Still, most of those interviewed agreed that the core function of journalism is to inform, regardless of the medium on which stories are published.
The function of getting news to as many people as possible is not changing, said Timothy Dwyer, executive editor of The Day of New London, Conn.
“We all embrace the idea of we no longer dictate how people consume our stories. We’ll give them our stories anywhere, anytime they want it, and how they want it,” Dwyer said. “It gives us more access to more people.”
Dwyer said websites, video, photo galleries, live streaming, social media and mobile publishing are all grabbing new readers with more engaging content, as some people leave print behind,.
The industry will simply continue to evolve as new technologies arise, while still informing and educating the public, said Sandy Bucknam, managing editor of The Telegraph of Nashua, N.H., and four sister newspapers in New Hampshire, The Cabinet of Milford, the Merrimack Journal, Hollis Brookline Journal, and Bedford Journal.
“People who are dedicated to the industry have always wanted to do a thorough job in getting the news out to as many people as possible as quickly as possible,” Bucknam said. “As technology evolves, we have to evolve with technology and make sure that we’re presenting the paper to the greatest number of people possible using the methods that they prefer to receive it.”
‘All of us are doing more than we used to do. Reporters who used to write stories are now taking pictures and doing Facebook and Twitter. Editors are dealing with shoveling more content through the process. I think we’re all doing the jobs that two or three people used to do 10 or 15 years ago.’
—Christopher Cousins, Statehouse bureau chief
Bangor (Maine) Daily News
‘We all embrace the idea of we no longer dictate how people consume our stories. We’ll give them our stories anywhere, anytime they want it, and how they want it. It gives us more access to more people.’
—Timothy Dwyer, Executive Editor
The Day, New London, Conn.
‘As technology evolves, we have to evolve with technology and make sure that we’re presenting the paper to the greatest number of people possible using the methods that they prefer to receive it.’
—Sandy Bucknam, Managing editor
Telegraph of Nashua, NH
‘We try to be careful and keep tabs on who’s doing what. We can tell if somebody’s overloaded. You can only squeeze so much out of people.’
—Denis Finley, Executive editor
Burlington (VT) Free Press

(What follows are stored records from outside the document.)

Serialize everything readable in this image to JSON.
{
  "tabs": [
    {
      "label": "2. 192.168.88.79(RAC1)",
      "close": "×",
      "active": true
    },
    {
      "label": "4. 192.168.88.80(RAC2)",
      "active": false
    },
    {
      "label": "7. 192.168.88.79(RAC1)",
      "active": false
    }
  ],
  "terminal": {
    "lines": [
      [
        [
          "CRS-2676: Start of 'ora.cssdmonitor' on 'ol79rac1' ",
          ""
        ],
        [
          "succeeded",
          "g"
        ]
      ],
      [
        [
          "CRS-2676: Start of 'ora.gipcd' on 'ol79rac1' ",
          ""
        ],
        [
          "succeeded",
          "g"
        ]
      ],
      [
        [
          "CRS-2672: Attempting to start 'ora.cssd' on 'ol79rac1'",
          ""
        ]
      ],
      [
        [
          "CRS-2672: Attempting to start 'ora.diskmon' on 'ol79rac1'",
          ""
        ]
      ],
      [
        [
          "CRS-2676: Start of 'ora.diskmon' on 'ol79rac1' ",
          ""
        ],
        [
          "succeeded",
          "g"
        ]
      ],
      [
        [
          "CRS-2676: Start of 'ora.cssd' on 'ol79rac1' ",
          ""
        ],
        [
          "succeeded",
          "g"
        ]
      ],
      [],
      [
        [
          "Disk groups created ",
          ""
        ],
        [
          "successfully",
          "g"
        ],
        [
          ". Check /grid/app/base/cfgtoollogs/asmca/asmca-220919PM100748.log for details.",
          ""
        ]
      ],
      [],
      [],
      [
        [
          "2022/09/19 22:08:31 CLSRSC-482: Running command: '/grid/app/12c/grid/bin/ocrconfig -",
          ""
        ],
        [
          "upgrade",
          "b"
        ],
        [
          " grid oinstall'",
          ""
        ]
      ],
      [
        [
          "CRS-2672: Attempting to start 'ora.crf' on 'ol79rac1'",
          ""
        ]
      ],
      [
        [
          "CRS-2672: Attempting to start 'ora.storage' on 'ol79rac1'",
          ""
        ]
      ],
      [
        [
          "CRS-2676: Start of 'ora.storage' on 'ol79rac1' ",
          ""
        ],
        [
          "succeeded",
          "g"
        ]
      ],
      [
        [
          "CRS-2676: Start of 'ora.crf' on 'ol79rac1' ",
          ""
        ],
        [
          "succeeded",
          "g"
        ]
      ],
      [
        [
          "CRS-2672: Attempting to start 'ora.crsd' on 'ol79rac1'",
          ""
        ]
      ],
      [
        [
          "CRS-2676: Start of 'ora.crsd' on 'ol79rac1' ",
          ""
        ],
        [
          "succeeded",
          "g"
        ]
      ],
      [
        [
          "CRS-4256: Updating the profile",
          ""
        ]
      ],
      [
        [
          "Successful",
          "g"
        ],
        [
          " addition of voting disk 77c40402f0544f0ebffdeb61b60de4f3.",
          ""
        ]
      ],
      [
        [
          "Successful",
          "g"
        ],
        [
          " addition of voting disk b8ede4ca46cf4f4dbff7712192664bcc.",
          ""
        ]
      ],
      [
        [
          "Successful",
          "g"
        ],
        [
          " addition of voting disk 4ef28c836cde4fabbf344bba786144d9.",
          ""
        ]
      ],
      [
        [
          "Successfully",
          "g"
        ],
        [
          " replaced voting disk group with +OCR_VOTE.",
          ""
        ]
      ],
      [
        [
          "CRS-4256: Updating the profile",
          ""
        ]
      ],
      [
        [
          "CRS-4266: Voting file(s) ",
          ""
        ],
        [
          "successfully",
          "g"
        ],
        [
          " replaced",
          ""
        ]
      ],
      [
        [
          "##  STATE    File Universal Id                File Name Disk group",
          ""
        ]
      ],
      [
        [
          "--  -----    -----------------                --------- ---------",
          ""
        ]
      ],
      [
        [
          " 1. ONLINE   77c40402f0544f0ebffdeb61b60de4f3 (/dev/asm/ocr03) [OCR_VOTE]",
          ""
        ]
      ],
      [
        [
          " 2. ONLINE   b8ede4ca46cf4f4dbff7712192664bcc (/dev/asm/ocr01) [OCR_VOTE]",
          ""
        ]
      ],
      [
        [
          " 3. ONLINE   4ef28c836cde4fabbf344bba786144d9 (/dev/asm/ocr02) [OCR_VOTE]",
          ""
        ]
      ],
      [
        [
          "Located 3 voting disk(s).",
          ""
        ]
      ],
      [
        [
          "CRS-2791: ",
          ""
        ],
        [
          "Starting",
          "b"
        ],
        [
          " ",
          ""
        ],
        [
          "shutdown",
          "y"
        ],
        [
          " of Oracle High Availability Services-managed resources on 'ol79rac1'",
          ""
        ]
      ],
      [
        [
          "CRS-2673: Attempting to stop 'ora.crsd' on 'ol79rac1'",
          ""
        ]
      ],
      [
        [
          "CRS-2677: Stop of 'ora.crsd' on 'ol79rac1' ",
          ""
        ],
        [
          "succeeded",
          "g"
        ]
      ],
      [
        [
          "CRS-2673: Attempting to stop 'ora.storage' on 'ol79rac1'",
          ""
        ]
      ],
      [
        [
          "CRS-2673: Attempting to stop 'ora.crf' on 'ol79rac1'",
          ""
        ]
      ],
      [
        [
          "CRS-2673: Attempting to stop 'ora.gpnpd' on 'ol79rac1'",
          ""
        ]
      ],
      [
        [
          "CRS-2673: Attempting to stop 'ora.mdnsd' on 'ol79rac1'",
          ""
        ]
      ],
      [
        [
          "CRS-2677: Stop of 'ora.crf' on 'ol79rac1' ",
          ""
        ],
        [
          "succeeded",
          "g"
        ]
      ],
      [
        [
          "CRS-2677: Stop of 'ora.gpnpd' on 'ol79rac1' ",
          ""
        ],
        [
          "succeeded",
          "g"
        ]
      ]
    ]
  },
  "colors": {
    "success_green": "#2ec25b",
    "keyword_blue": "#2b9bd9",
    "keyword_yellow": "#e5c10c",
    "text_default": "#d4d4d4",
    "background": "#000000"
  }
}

‘Definitely, we work a lot faster, and the way we write the stories has changed a lot. There always was pressure in journalism … But now, if some news breaks, we do everything we can to get something up on the website soon as possible.’
Bulletin photos by Julia Aparicio